Astrophotography by Anthony Ayiomamitis

Palomar Globular Cluster Image Gallery

Globular star clusters are a symmetrical collection of ancient stars (up to a million such stars) which are bound together gravitationally. Recent estimates indicate that about 150-200 globulars exist throughout our galaxy with only three being readily visible to the naked eye (the Andromeda Galaxy has been estimated to contain approximately 500 globular clusters). Since most of the globular clusters are more common in the southern hemisphere, scientists have deduced that our sun must lie away from the galactic core of the Milky Way. One of the most beautiful such globular clusters is M13 in Hercules.

Note: A survey of the POSS (Palomar Observatory Sky Survey) plates during the 1950's by various astronomers including Edwin Hubble, Halton Arp and George Abell revealed fifteeen new globular clusters which are diverse in both apparent diameter (1.8' to 10.9'x8.8') and magnitude (9.2 to 15.1). Some of the Palomar globulars (ex. PAL 6-7, 9-11) are typical in both size and distance but dim due to intervening galactic dust; other clusters, such as PAL 3-4 and 14, are significantly larger but lie at the outer limits of our galaxy. Similar to the Abell catalog of planetary nebulae, this particular list of globular clusters is a popular target of observers with large-aperture instruments such as Dobsonians and including an annual "Palomar marathon".

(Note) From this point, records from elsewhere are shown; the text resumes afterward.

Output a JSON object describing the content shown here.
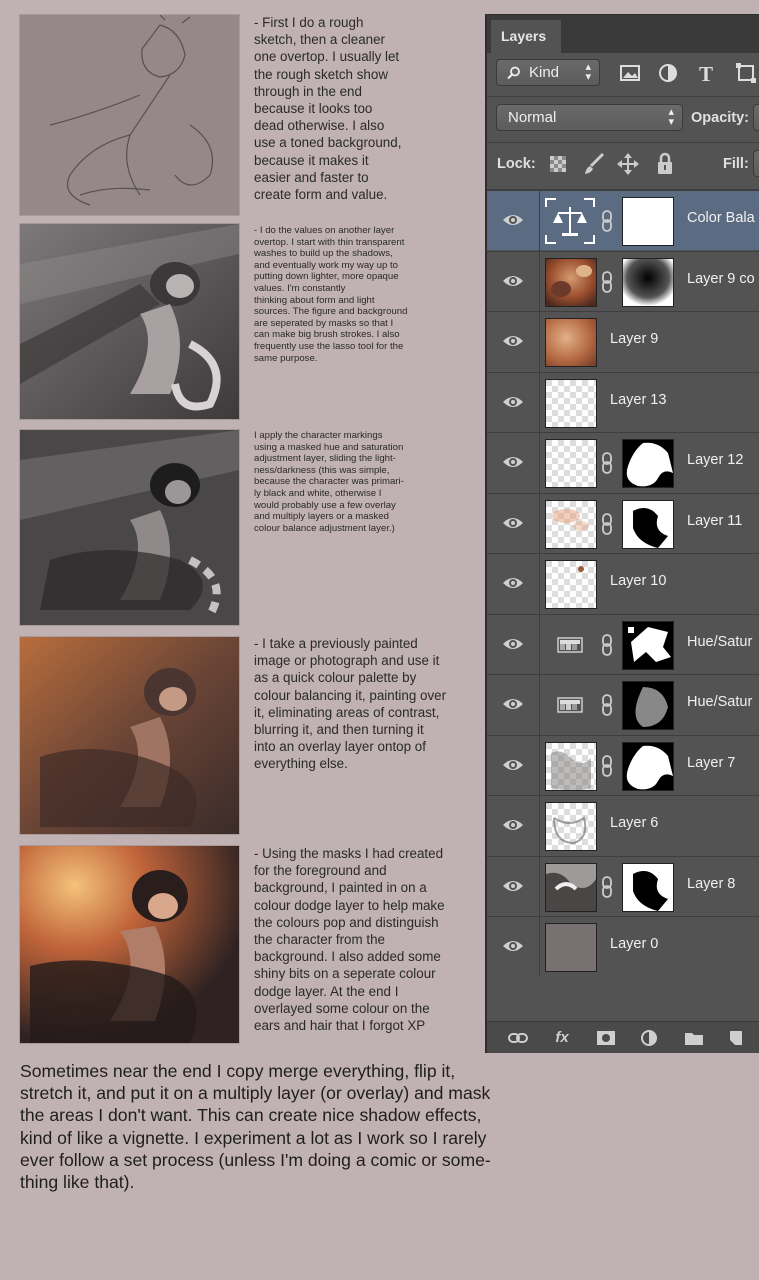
{
  "steps": [
    {
      "text": "- First I do a rough\nsketch, then a cleaner\none overtop. I usually let\nthe rough sketch show\nthrough in the end\n because it looks too\ndead otherwise. I also\nuse a toned background,\nbecause it makes it\neasier and faster to\ncreate form and value."
    },
    {
      "text": "- I do the values on another layer\novertop. I start with thin transparent\nwashes to build up the shadows,\nand eventually work my way up to\nputting down lighter, more opaque\nvalues. I'm constantly\n thinking about form and light\nsources. The figure and background\nare seperated by masks so that I\ncan make big brush strokes. I also\nfrequently use the lasso tool for the\nsame purpose."
    },
    {
      "text": "I apply the character markings\nusing a masked hue and saturation\nadjustment layer, sliding the light-\nness/darkness (this was simple,\nbecause the character was primari-\nly black and white, otherwise I\nwould probably use a few overlay\nand multiply layers or a masked\ncolour balance adjustment layer.)"
    },
    {
      "text": "- I take a previously painted\nimage or photograph and use it\nas a quick colour palette by\ncolour balancing it, painting over\nit, eliminating areas of contrast,\nblurring it, and then turning it\ninto an overlay layer ontop of\neverything else."
    },
    {
      "text": "- Using the masks I had created\nfor the foreground and\n background, I painted in on a\ncolour dodge layer to help make\nthe colours pop and distinguish\nthe character from the\n background. I also added some\nshiny bits on a seperate colour\ndodge layer. At the end I\n overlayed some colour on the\nears and hair that I forgot XP"
    }
  ],
  "bottom_text": "Sometimes near the end I copy merge everything, flip it,\nstretch it, and put it on a multiply layer (or overlay) and mask\nthe areas I don't want. This can create nice shadow effects,\nkind of like a vignette. I experiment a lot as I work so I rarely\never follow a set process (unless I'm doing a comic or some-\nthing like that).",
  "panel": {
    "tab_label": "Layers",
    "kind_label": "Kind",
    "blend_mode": "Normal",
    "opacity_label": "Opacity:",
    "lock_label": "Lock:",
    "fill_label": "Fill:",
    "layers": [
      {
        "name": "Color Bala",
        "selected": true
      },
      {
        "name": "Layer 9 co"
      },
      {
        "name": "Layer 9"
      },
      {
        "name": "Layer 13"
      },
      {
        "name": "Layer 12"
      },
      {
        "name": "Layer 11"
      },
      {
        "name": "Layer 10"
      },
      {
        "name": "Hue/Satur"
      },
      {
        "name": "Hue/Satur"
      },
      {
        "name": "Layer 7"
      },
      {
        "name": "Layer 6"
      },
      {
        "name": "Layer 8"
      },
      {
        "name": "Layer 0"
      }
    ],
    "footer_icons": [
      "link-icon",
      "fx-icon",
      "mask-icon",
      "adjustment-icon",
      "folder-icon",
      "new-layer-icon"
    ],
    "fx_label": "fx"
  }
}
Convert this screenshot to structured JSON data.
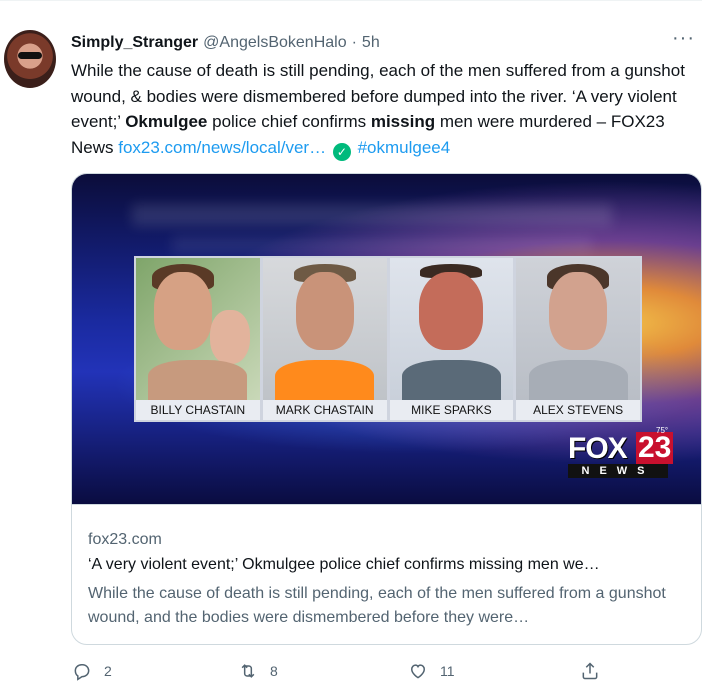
{
  "tweet": {
    "author_name": "Simply_Stranger",
    "author_handle": "@AngelsBokenHalo",
    "separator": "·",
    "time": "5h",
    "more_label": "···",
    "text": {
      "part1": "While the cause of death is still pending, each of the men suffered from a gunshot wound, & bodies were dismembered before dumped into the river. ‘A very violent event;’ ",
      "bold1": "Okmulgee",
      "part2": " police chief confirms ",
      "bold2": "missing",
      "part3": " men were murdered – FOX23 News ",
      "link": "fox23.com/news/local/ver…",
      "check": "✓",
      "hashtag": "#okmulgee4"
    }
  },
  "media": {
    "photo_labels": [
      "BILLY CHASTAIN",
      "MARK CHASTAIN",
      "MIKE SPARKS",
      "ALEX STEVENS"
    ],
    "logo_fox": "FOX",
    "logo_number": "23",
    "logo_news": "NEWS",
    "logo_temp": "75°"
  },
  "card": {
    "domain": "fox23.com",
    "title": "‘A very violent event;’ Okmulgee police chief confirms missing men we…",
    "description": "While the cause of death is still pending, each of the men suffered from a gunshot wound, and the bodies were dismembered before they were…"
  },
  "actions": {
    "reply_count": "2",
    "retweet_count": "8",
    "like_count": "11"
  },
  "colors": {
    "link": "#1d9bf0",
    "secondary_text": "#536471",
    "verified": "#00ba7c"
  }
}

Note: For an excellent article on all fifteen Palomar clusters, see Astronomy Magazine (Aug/2010, pg 52-55).

Palomar Globular Clusters

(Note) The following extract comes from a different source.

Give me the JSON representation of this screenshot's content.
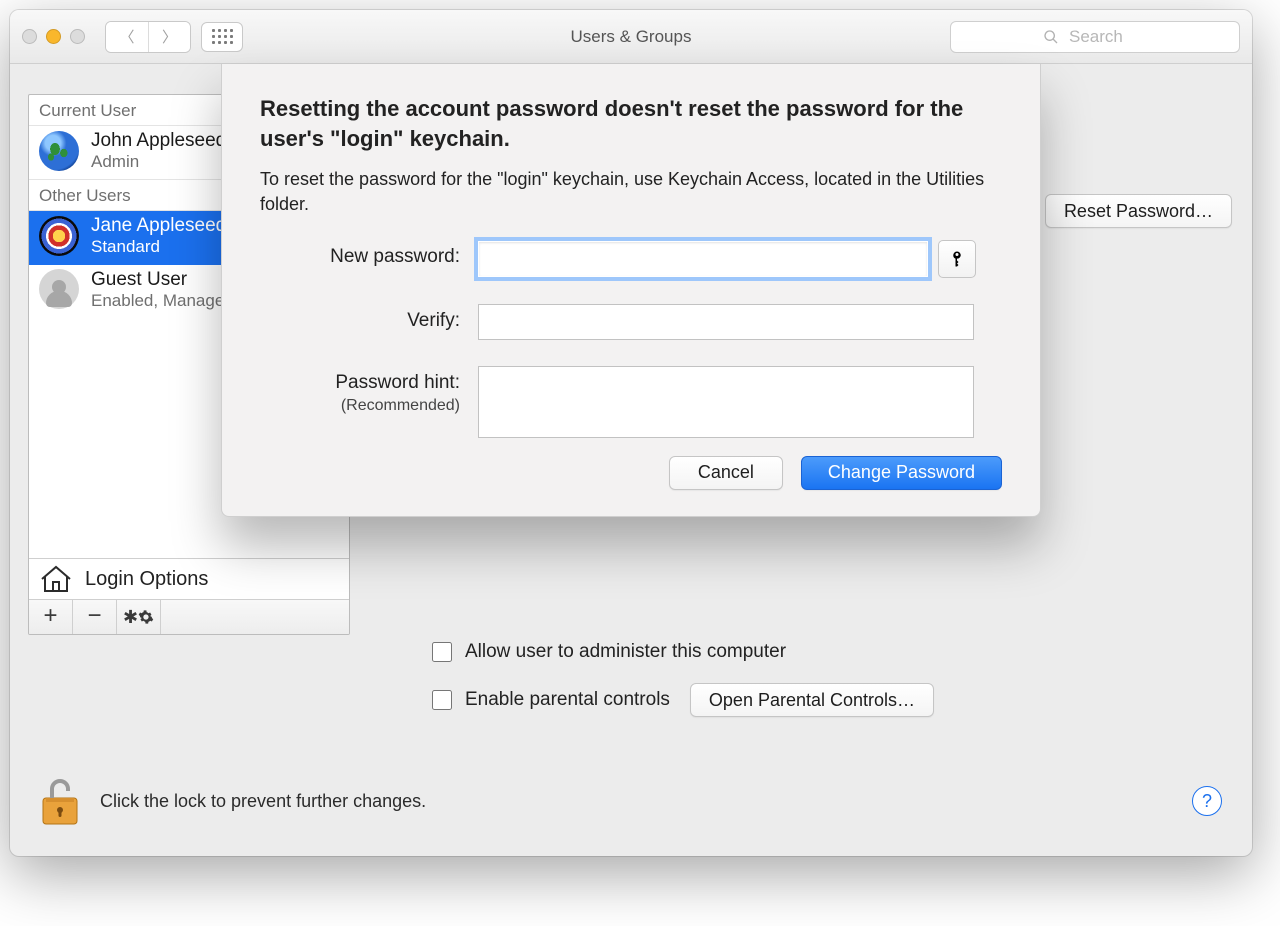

PAL 1 in Cep

PAL 2 in Aur

PAL 3 in Sex

PAL 4 in UMa

PAL 5 in Ser

PAL 6 in Oph

PAL 7/IC 1276 in Ser

PAL 8 in Sgr

PAL 9 in Sgr

PAL 10 in Sge

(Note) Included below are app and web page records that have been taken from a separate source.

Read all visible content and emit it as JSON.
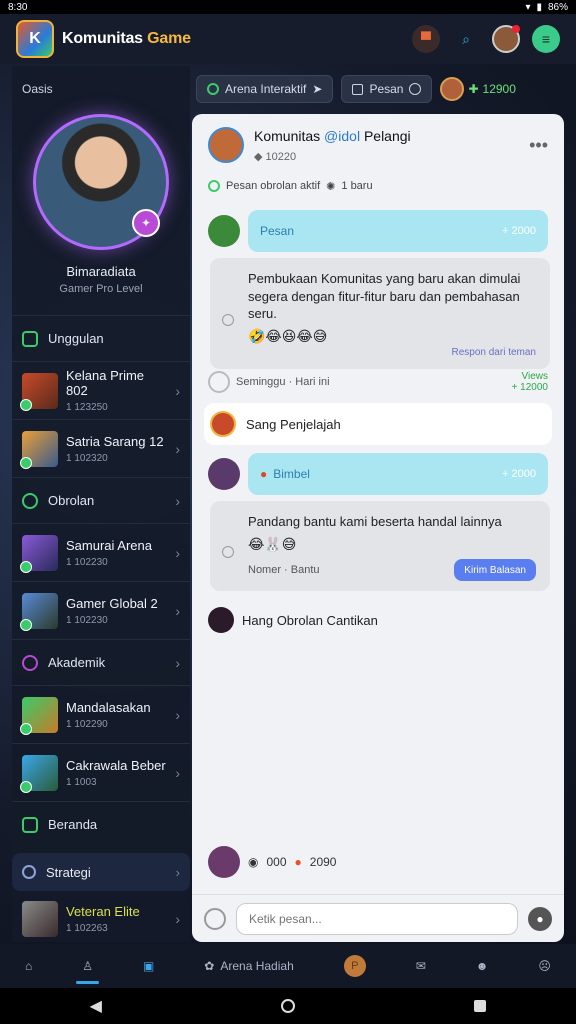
{
  "status_bar": {
    "time": "8:30",
    "battery": "86%"
  },
  "app": {
    "title_main": "Komunitas ",
    "title_accent": "Game"
  },
  "sidebar": {
    "heading": "Oasis",
    "profile": {
      "name": "Bimaradiata",
      "subtitle": "Gamer Pro Level"
    },
    "sections": [
      "Unggulan",
      "Obrolan",
      "Akademik",
      "Beranda"
    ],
    "items": [
      {
        "title": "Kelana Prime 802",
        "meta": "1 123250"
      },
      {
        "title": "Satria Sarang 12",
        "meta": "1 102320"
      },
      {
        "title": "Samurai Arena",
        "meta": "1 102230"
      },
      {
        "title": "Gamer Global 2",
        "meta": "1 102230"
      },
      {
        "title": "Mandalasakan",
        "meta": "1 102290"
      },
      {
        "title": "Cakrawala Beber",
        "meta": "1 1003"
      }
    ],
    "strategy": "Strategi",
    "bottom_item": {
      "title": "Veteran Elite",
      "meta": "1 102263"
    }
  },
  "filters": {
    "pill1": "Arena Interaktif",
    "pill2": "Pesan",
    "coins": "12900",
    "colors": {
      "coin": "#6ee07a"
    }
  },
  "chat": {
    "title": "Komunitas ",
    "title_tag": "@idol",
    "title_rest": " Pelangi",
    "subtitle": "10220",
    "status": "Pesan obrolan aktif",
    "status_extra": "1 baru",
    "msg1": {
      "label": "Pesan",
      "time": "+ 2000",
      "text": "Pembukaan Komunitas yang baru akan dimulai segera dengan fitur-fitur baru dan pembahasan seru.",
      "emojis": "🤣😂😆😂😅",
      "reaction": "Respon dari teman"
    },
    "meta1": {
      "label": "Seminggu · Hari ini",
      "views": "Views",
      "count": "+ 12000"
    },
    "card1": "Sang Penjelajah",
    "msg2": {
      "label": "Bimbel",
      "time": "+ 2000",
      "text": "Pandang bantu kami beserta handal lainnya",
      "emojis": "😂🐰😅"
    },
    "meta2": {
      "label": "Nomer · Bantu",
      "action": "Kirim Balasan"
    },
    "card2": "Hang Obrolan Cantikan",
    "footer": {
      "count1": "000",
      "count2": "2090"
    },
    "input_placeholder": "Ketik pesan..."
  },
  "nav": {
    "item_label": "Arena Hadiah",
    "coin": "P"
  }
}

PAL 11 in Aql

PAL 12 in Cap

PAL 13 in Peg

PAL 14 in Her

PAL 15 in Oph